**WORK ITEM:** If a line in the records below contains the word "true", copy it out.

Collected data entries:
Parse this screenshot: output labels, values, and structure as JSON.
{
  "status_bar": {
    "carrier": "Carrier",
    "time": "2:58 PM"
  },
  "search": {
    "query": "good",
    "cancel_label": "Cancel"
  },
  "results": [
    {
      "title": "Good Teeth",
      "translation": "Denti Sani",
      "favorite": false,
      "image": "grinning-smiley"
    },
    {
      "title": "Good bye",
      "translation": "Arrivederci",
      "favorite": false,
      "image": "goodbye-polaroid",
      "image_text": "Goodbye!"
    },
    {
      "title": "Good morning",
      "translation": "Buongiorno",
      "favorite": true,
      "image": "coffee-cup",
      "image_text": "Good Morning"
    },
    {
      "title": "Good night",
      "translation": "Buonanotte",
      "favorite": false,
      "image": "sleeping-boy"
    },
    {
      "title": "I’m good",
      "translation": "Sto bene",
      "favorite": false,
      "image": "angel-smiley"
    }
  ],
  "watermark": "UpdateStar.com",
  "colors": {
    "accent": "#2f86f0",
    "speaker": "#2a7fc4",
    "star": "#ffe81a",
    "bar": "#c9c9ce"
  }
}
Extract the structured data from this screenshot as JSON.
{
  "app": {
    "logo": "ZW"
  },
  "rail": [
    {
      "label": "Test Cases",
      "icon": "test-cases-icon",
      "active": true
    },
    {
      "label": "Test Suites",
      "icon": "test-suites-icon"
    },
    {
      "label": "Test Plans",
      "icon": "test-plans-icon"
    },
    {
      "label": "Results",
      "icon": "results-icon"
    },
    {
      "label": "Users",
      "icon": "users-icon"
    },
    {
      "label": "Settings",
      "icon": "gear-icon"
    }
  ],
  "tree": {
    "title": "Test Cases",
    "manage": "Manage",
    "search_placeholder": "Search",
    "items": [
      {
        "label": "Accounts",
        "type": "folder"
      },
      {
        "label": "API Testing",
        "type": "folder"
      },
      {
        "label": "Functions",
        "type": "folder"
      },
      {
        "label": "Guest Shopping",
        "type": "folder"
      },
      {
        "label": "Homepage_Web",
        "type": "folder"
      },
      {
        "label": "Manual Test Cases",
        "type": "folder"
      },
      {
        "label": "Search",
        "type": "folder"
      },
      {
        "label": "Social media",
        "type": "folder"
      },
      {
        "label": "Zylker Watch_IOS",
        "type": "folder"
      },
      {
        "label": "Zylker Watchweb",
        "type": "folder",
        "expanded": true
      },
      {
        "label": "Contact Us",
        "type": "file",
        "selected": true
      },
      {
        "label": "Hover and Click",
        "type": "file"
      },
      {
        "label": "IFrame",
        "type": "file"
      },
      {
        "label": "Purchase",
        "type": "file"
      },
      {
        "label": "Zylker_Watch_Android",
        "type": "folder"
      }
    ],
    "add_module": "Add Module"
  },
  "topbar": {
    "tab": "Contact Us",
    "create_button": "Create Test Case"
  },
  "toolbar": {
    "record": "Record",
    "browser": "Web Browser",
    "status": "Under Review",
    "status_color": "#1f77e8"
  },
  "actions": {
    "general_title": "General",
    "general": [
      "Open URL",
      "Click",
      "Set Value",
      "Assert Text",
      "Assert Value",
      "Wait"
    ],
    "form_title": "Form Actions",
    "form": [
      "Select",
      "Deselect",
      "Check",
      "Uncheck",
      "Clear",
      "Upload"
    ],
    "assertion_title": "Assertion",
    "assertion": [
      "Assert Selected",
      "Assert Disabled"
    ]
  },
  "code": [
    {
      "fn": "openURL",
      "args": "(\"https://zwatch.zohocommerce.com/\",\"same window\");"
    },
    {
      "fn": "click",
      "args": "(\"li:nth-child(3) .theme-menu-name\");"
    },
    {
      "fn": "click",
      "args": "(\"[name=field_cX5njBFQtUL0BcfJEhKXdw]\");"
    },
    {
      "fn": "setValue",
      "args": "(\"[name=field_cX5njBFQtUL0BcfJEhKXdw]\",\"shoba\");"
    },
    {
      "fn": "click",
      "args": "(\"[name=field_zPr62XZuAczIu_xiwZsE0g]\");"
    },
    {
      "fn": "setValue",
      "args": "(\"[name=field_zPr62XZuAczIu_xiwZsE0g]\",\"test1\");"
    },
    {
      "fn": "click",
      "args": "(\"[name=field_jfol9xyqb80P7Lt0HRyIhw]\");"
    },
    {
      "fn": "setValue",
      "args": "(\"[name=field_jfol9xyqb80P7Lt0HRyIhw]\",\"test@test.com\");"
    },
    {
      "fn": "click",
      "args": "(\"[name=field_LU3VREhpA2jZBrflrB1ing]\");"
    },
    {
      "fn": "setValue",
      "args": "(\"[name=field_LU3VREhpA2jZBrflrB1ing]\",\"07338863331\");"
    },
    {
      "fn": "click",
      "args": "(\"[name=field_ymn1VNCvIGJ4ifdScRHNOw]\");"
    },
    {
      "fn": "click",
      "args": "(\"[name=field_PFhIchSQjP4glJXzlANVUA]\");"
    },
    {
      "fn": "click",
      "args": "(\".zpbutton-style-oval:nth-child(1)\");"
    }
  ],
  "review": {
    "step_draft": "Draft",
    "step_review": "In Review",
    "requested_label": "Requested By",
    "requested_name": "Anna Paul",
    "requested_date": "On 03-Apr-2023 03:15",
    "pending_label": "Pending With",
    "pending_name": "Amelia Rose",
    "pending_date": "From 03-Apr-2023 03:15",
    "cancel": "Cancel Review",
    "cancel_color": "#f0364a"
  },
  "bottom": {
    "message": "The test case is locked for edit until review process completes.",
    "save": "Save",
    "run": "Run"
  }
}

**ANSWER SPACE:**
      "favorite": true,
      "active": true
        "expanded": true
        "selected": true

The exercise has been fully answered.